    I remember being heartbroken when they replaced the elegant script “Robinson’s” with the tacky block-letter “Robinson’s-May”. I’m so glad not to live there as they tear the whole damn thing down. :-(

  • Gia

    The most stressful-free stop for a quick Holiday gift from the cosmetics counter. With such easy parking, I could be in and out within 20 minutes.

  • Suzie

    I loved this store, the Tea Room was wonderful with my mom and grandmother. I agree with the ease of shopping and parking…old world shopping is missed.

  • Gloria

    It was walking distance for me and I always found something wonderful at the holidays. Yes, it was horrible when it closed and then it just sat there for so many years – vacant and a negative reminder that time goes on and life goes on and nothing stays the same – sometimes for the better – but in this case – it was never to be replaced.

  • Victoria Moore
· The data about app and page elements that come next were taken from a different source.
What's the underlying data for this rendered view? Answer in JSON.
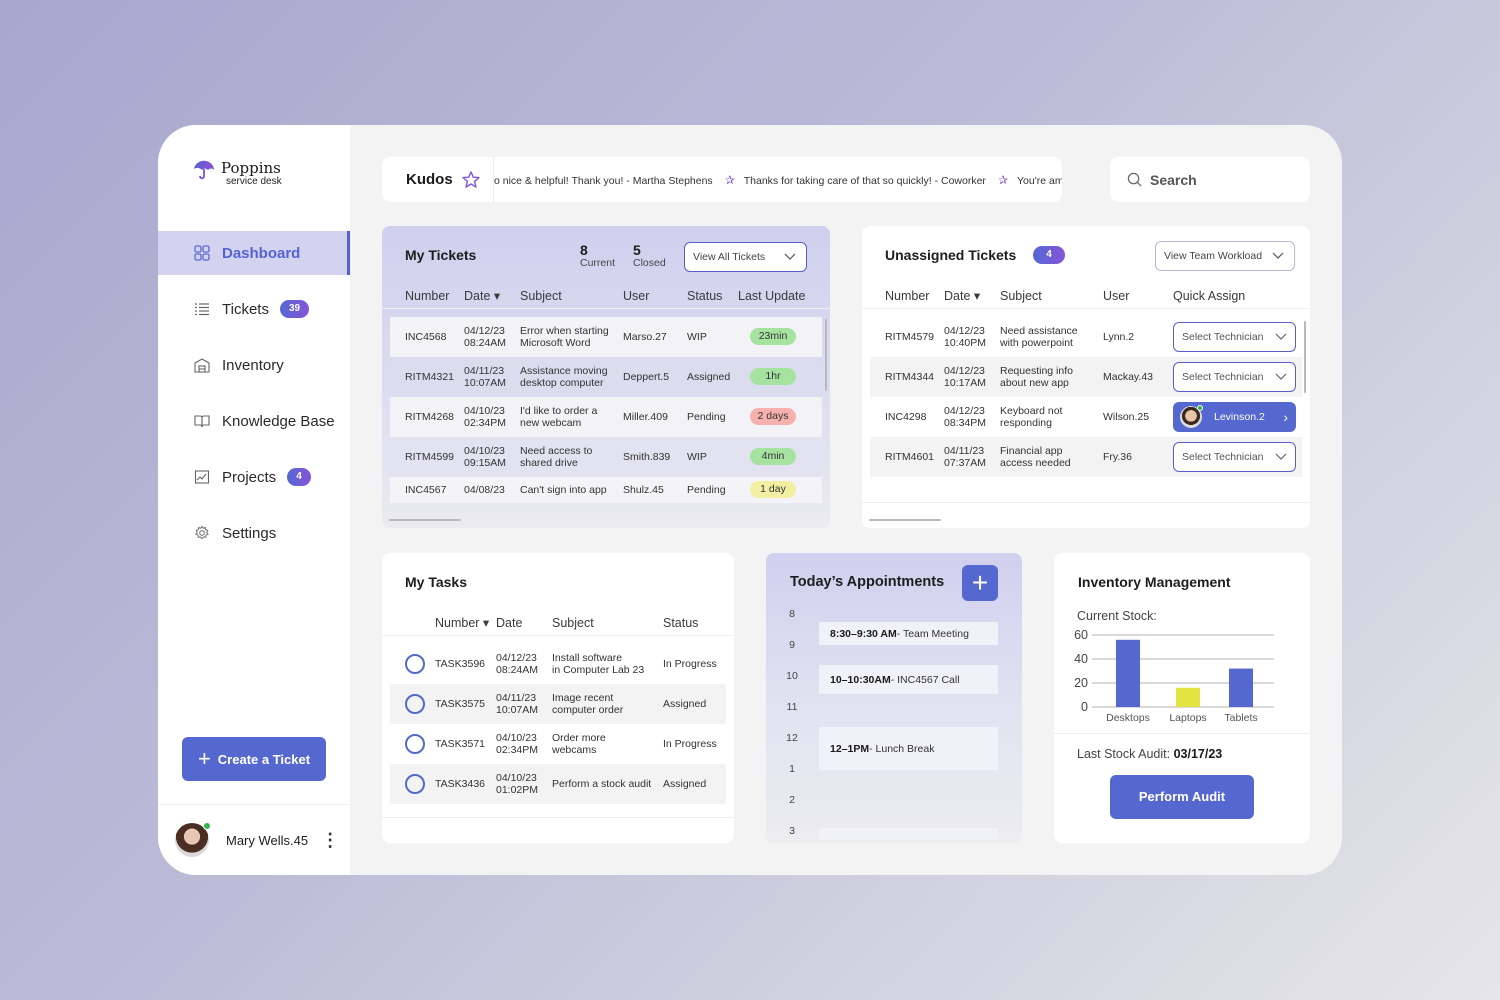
{
  "brand": {
    "name": "Poppins",
    "subtitle": "service desk"
  },
  "sidebar": {
    "items": [
      {
        "label": "Dashboard",
        "icon": "grid-icon",
        "active": true
      },
      {
        "label": "Tickets",
        "icon": "list-icon",
        "badge": "39"
      },
      {
        "label": "Inventory",
        "icon": "warehouse-icon"
      },
      {
        "label": "Knowledge Base",
        "icon": "book-icon"
      },
      {
        "label": "Projects",
        "icon": "chart-image-icon",
        "badge": "4"
      },
      {
        "label": "Settings",
        "icon": "gear-icon"
      }
    ],
    "create_button": "Create a Ticket",
    "user": {
      "name": "Mary Wells.45",
      "status": "online"
    }
  },
  "kudos": {
    "label": "Kudos",
    "messages": [
      "o nice & helpful!  Thank you! - Martha Stephens",
      "Thanks for taking care of that so quickly! - Coworker",
      "You're amaz"
    ]
  },
  "search": {
    "placeholder": "Search"
  },
  "my_tickets": {
    "title": "My Tickets",
    "current_count": "8",
    "current_label": "Current",
    "closed_count": "5",
    "closed_label": "Closed",
    "view_dropdown": "View All Tickets",
    "columns": [
      "Number",
      "Date ▾",
      "Subject",
      "User",
      "Status",
      "Last Update"
    ],
    "rows": [
      {
        "number": "INC4568",
        "date": "04/12/23",
        "time": "08:24AM",
        "subject1": "Error when starting",
        "subject2": "Microsoft Word",
        "user": "Marso.27",
        "status": "WIP",
        "update": "23min",
        "update_color": "#a6e3a1"
      },
      {
        "number": "RITM4321",
        "date": "04/11/23",
        "time": "10:07AM",
        "subject1": "Assistance moving",
        "subject2": "desktop computer",
        "user": "Deppert.5",
        "status": "Assigned",
        "update": "1hr",
        "update_color": "#a6e3a1"
      },
      {
        "number": "RITM4268",
        "date": "04/10/23",
        "time": "02:34PM",
        "subject1": "I'd like to order a",
        "subject2": "new webcam",
        "user": "Miller.409",
        "status": "Pending",
        "update": "2 days",
        "update_color": "#f6b0ad"
      },
      {
        "number": "RITM4599",
        "date": "04/10/23",
        "time": "09:15AM",
        "subject1": "Need access to",
        "subject2": "shared drive",
        "user": "Smith.839",
        "status": "WIP",
        "update": "4min",
        "update_color": "#a6e3a1"
      },
      {
        "number": "INC4567",
        "date": "04/08/23",
        "time": "",
        "subject1": "Can't sign into app",
        "subject2": "",
        "user": "Shulz.45",
        "status": "Pending",
        "update": "1 day",
        "update_color": "#f3efa2"
      }
    ]
  },
  "unassigned": {
    "title": "Unassigned Tickets",
    "count": "4",
    "view_dropdown": "View Team Workload",
    "columns": [
      "Number",
      "Date ▾",
      "Subject",
      "User",
      "Quick Assign"
    ],
    "select_placeholder": "Select Technician",
    "rows": [
      {
        "number": "RITM4579",
        "date": "04/12/23",
        "time": "10:40PM",
        "subject1": "Need assistance",
        "subject2": "with powerpoint",
        "user": "Lynn.2",
        "assigned": ""
      },
      {
        "number": "RITM4344",
        "date": "04/12/23",
        "time": "10:17AM",
        "subject1": "Requesting info",
        "subject2": "about new app",
        "user": "Mackay.43",
        "assigned": ""
      },
      {
        "number": "INC4298",
        "date": "04/12/23",
        "time": "08:34PM",
        "subject1": "Keyboard not",
        "subject2": "responding",
        "user": "Wilson.25",
        "assigned": "Levinson.2"
      },
      {
        "number": "RITM4601",
        "date": "04/11/23",
        "time": "07:37AM",
        "subject1": "Financial app",
        "subject2": "access needed",
        "user": "Fry.36",
        "assigned": ""
      }
    ]
  },
  "tasks": {
    "title": "My Tasks",
    "columns": [
      "Number ▾",
      "Date",
      "Subject",
      "Status"
    ],
    "rows": [
      {
        "number": "TASK3596",
        "date": "04/12/23",
        "time": "08:24AM",
        "subject1": "Install software",
        "subject2": "in Computer Lab 23",
        "status": "In Progress"
      },
      {
        "number": "TASK3575",
        "date": "04/11/23",
        "time": "10:07AM",
        "subject1": "Image recent",
        "subject2": "computer order",
        "status": "Assigned"
      },
      {
        "number": "TASK3571",
        "date": "04/10/23",
        "time": "02:34PM",
        "subject1": "Order more",
        "subject2": "webcams",
        "status": "In Progress"
      },
      {
        "number": "TASK3436",
        "date": "04/10/23",
        "time": "01:02PM",
        "subject1": "Perform a stock audit",
        "subject2": "",
        "status": "Assigned"
      }
    ]
  },
  "appointments": {
    "title": "Today’s Appointments",
    "hours": [
      "8",
      "9",
      "10",
      "11",
      "12",
      "1",
      "2",
      "3"
    ],
    "items": [
      {
        "time": "8:30–9:30 AM",
        "title": " - Team Meeting"
      },
      {
        "time": "10–10:30AM",
        "title": " - INC4567 Call"
      },
      {
        "time": "12–1PM",
        "title": " - Lunch Break"
      }
    ]
  },
  "inventory": {
    "title": "Inventory Management",
    "last_audit_label": "Last Stock Audit: ",
    "last_audit_date": "03/17/23",
    "audit_button": "Perform Audit"
  },
  "chart_data": {
    "type": "bar",
    "title": "Current Stock:",
    "categories": [
      "Desktops",
      "Laptops",
      "Tablets"
    ],
    "values": [
      56,
      16,
      32
    ],
    "colors": [
      "#5468d0",
      "#e3e342",
      "#5468d0"
    ],
    "xlabel": "",
    "ylabel": "",
    "ylim": [
      0,
      60
    ],
    "yticks": [
      0,
      20,
      40,
      60
    ],
    "grid": true
  },
  "colors": {
    "accent": "#5468d0",
    "active_nav_bg": "#d3d3f0",
    "online": "#34b34f"
  }
}
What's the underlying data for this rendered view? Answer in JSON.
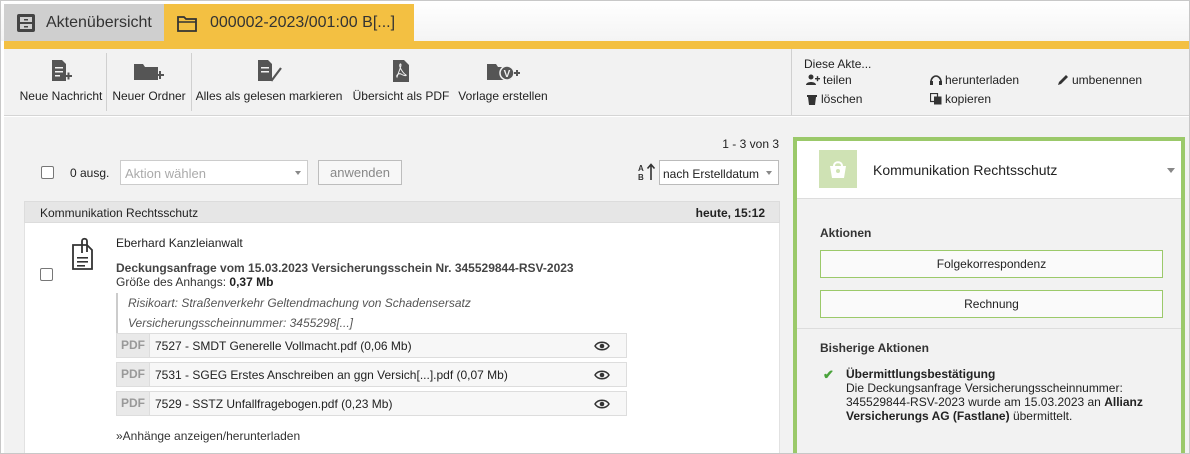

    I’m heartbroken they’re tore down Robinson’s-May. I worked at May Co. at one time, and Robinson’s another time, while attending school as a Fashion Merchandising student at CSULA. This definitely makes me feel sad for the future of retail, and California architecture. Why do we have to destroy our past when we don’t have anything better to replace it with?